Heating pad temp?

Discussion in 'Raising Baby Chicks' started by mrkep, Mar 13, 2018.

  1. mrkep

    mrkep Songster

    Mar 10, 2010
    Richwood , Ohio
    I made a momma's heating pad cave for the chicks we will receive in April. When I turned it on, the temp got to only 80 degrees. The recommendations for heating with a lamp are to maintain 95 for the first week, then reduce it weekly. So do I have a defective pad or will 80 be OK because they will be close together in the cave. I will have this in the coop starting the first week of April so the outside temps shouldn't be terribly cold and it will be away from any drafts.
    wattaya think?
    ButtonquailGirl14 likes this.
  2. lazy gardener

    lazy gardener Crossing the Road

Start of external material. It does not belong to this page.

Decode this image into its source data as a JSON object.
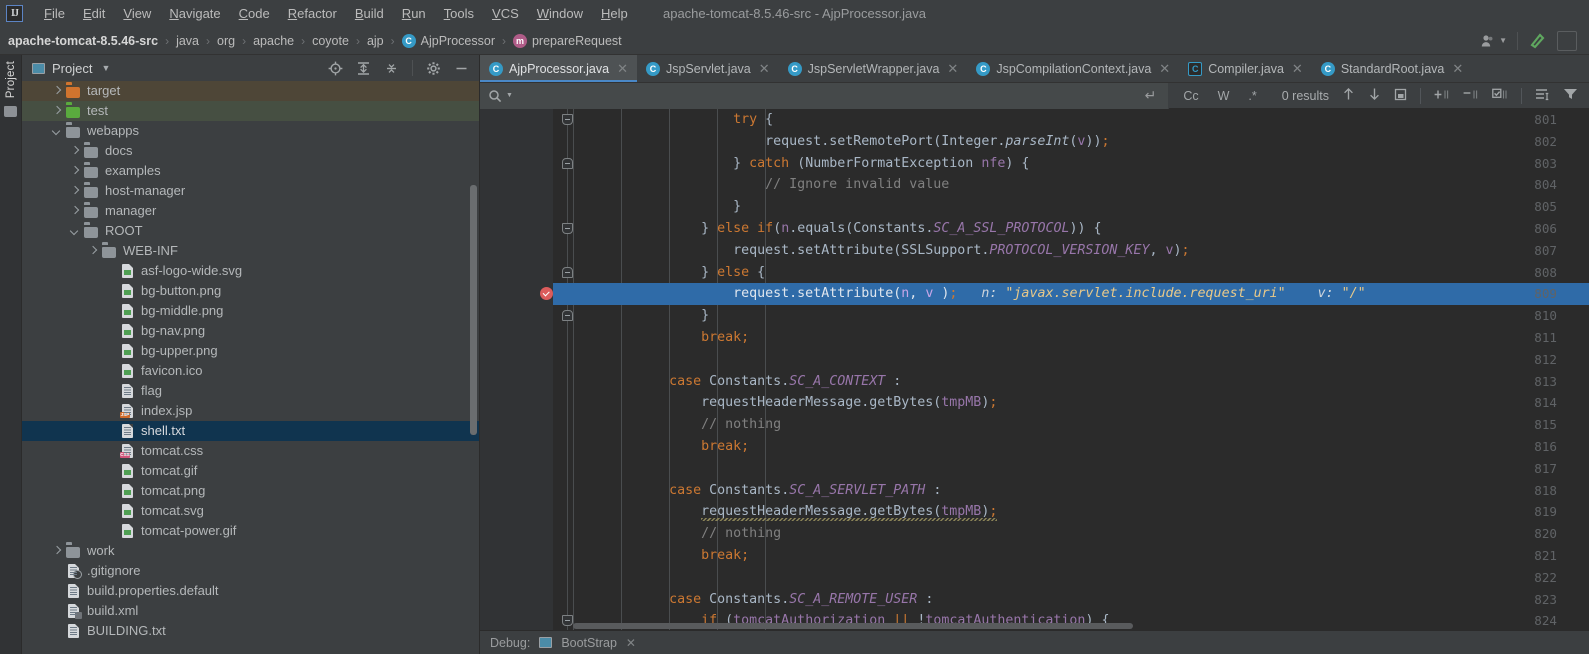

    Nov 7, 2012
    What will your coldest temps be when you get your chicks? And how many chicks? Try putting our hand in the cave, and press the back of your hand against the pad. Leave your hand there for a few minutes. Comfortably warm? That's what the chick will feel. They will need to have the pad low enough that they can snuggle up under it and get direct contact. What model/brand of pad did you buy and how many different settings does it have? Are you sure it will stay on 24/7. Many of the newer pads have a 2 hour auto shut off. Be sure your pad does not have that feature!
  3. alexa009

    alexa009 Crossing the Road

    Apr 6, 2017
    My Coop
    I would recommend the temperature 90-95 degrees for the first week then reduce the temperature 5 degrees every week.
    ButtonquailGirl14 likes this.
  4. Ol Grey Mare

    Ol Grey Mare One egg shy of a full carton. .....

    Mar 9, 2014
    My Coop
    The guidelines for light based heat are actually excessive and tend to lead to overheated birds. When using lights I tend to run pretty well below the guidelunes.
    That being said, one has to understand the differences between light based heat and contact heat such as the mama heat pad. Using light based heat you are heating the entire area from above and trying to maintain a steady warm temperature. With the mama heat pad, brooder plates, etc the heat is taken in by the birds by direct contact with the heat source. Think of it like a mother hen - she warms her chicks when they make direct contact with her skin and absorb the warmth from her. She is not heating the entire 2' area around her nor is she maintaining a specific targeted temperature. The space beneath a mommy heat pad is not going to be 90゚ nor should it be. I use direct heat sources in temperatures well below freezing with chicks from the day they arrive. By the end of the 1st week I actually have to turn down the setting of the heat pad to avoid the chicks being too warm
    HCBeck, aart and ButtonquailGirl14 like this.
  5. aart

    aart Chicken Juggler!

    Nov 27, 2012
    SW Michigan
    My Coop
    Yes, you can't measure the heat from a pad like you do with a lamp.
    If you use an infrared temp gauge on the surface of the pad it will read 100-120.
    Best to have adjustable legs on the pad rack to adjust the height so the chicks can touch their back to the pad. Adjust the pad to be lower in back than in front so the chicks can find the best spot for their size.
    HCBeck, moniquem and Ol Grey Mare like this.
  6. moniquem

    moniquem Crowing

    Feb 3, 2013
    I plan on only using the MHP for my 5 chicks, is that enough or should I also get a heat lamp?
  7. aart

    aart Chicken Juggler!

    Nov 27, 2012
    SW Michigan
    My Coop
    MHP is enough.
    Tho I do have a 100W red reptile bulb I use over the feed/water station during the day for the first couple days...and might be good to have for back up or if you have a chick than needs to be isolated.
    moniquem likes this.

BackYard Chickens is proudly sponsored by: